Call it “bad luck”. Call it the “X factor”. Call it whatever you want. The purchase and implementation of health information technology (HIT) continues to exist in a domain that reminds me of the Wild West. Years ago, I experienced this dark corner from both sides of the equation. While working for a large specialty practice it became obvious that the costs of adequate training and necessary interfaces were not included in the initial HIT agreement. Years later, while working as an implementation Project Manager for a large ambulatory vendor, it often fell to me to deliver the bad news to a practice that what they “assumed” had been part of the agreement was not there. Rarely, if ever, did I see an agreement that was truly “soup to nuts”. This is especially true for large complex systems. Currently, it is almost impossible to predict an accurate timeline or to know the final cost of the large-scale purchase and implementation of HIT. A signed agreement can become the rope that drags a hospital or health care system down a rabbit hole that can end careers, force layoffs and saddle the purchasers with unexpected costs and possible bankruptcy.

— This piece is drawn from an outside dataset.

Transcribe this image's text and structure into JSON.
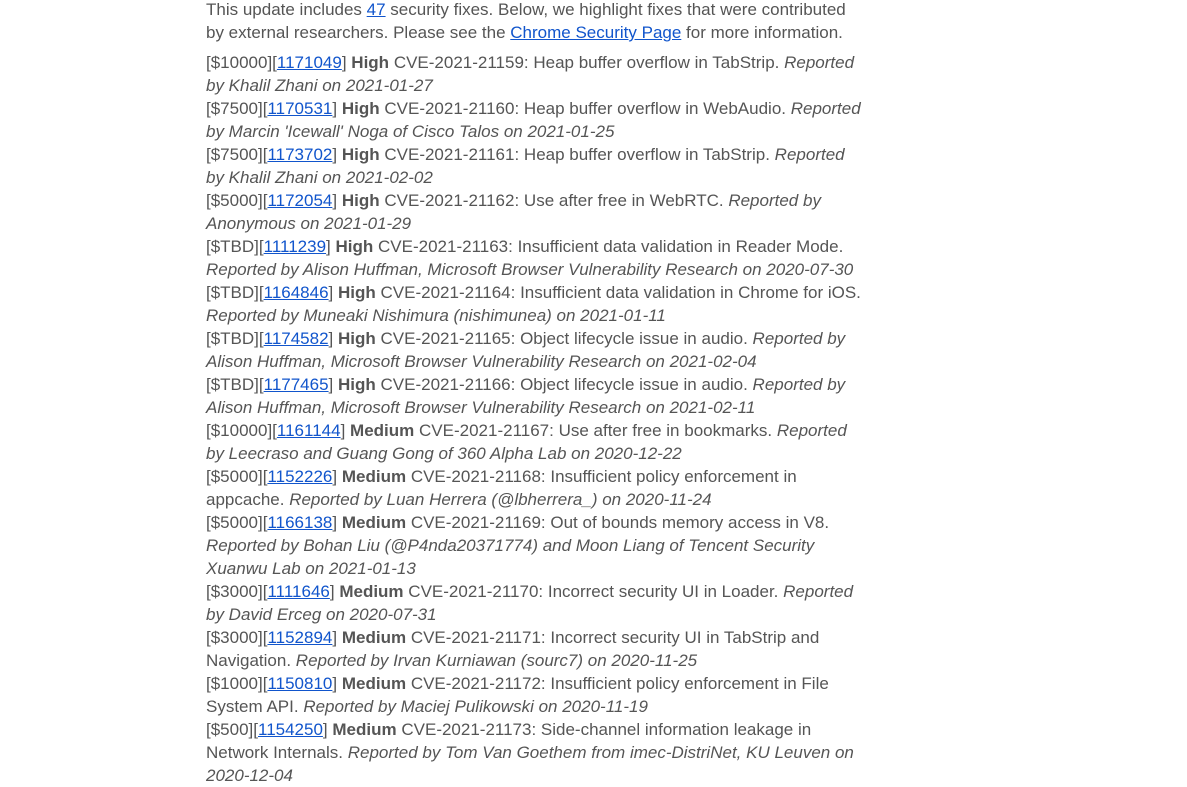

First, a few painful examples from the battlefront:
A huge project to modernize medical record-keeping for California prison inmates has more than doubled in cost from original estimates, to nearly $400 million in just three years
The purchase of a comprehensive system can easily cost hundreds of millions of dollars and has been known to exceed one billion dollars. It is not usual for the timeline of implementation to take 3 or more years. Unexpected technical issues, training costs, and the fact that a vendor is often forced to compete based on the lowest quote can contribute to an initial agreement that does not fully represent reality. It is not the cost of the technology and implementation that is the issue, it is the misunderstanding and subsequent shock of unexpected delays and additional unforeseen technical requirements that can cause the rabbit hole to open. And when that occurs, anything can happen including layoffs, major charge capture disruption, and on occasion, bankruptcy. Here are six hospitals that have been damaged financially due to EHR costs. The purchase and implementation of a large system can cause such disruption that the leadership of a system can be totally ripped apart. Here are but two examples: Denver Health CIO, COO quit and CEO, CIO resign amidst ‘aggressive’ EHR rollout. So, this is serious business. Perhaps the most serious as a hospital can become trapped in a death spiral. Based on what is being reported in the media I do not believe this is an exaggeration.
With so much at risk, what can a hospital or health system do to limit exposure? Well, first realize that you will be at risk. Second, do not proceed until you have experienced advocates in the process supporting your due diligence. From contract negotiation to the inclusiveness of the agreement you want seasoned expertise on your side. Without that you are flying blind and are headed for the rabbit hole. We will continue to hear these horror stories. The current environment makes it extremely likely this dark corner will not be going away. The greatest risk of all is to be in denial of the complex and critical issues.
There are lessons to be learned from those that have gone before. Forewarned is forearmed but sometimes even that is not enough. Beware of the rabbit hole.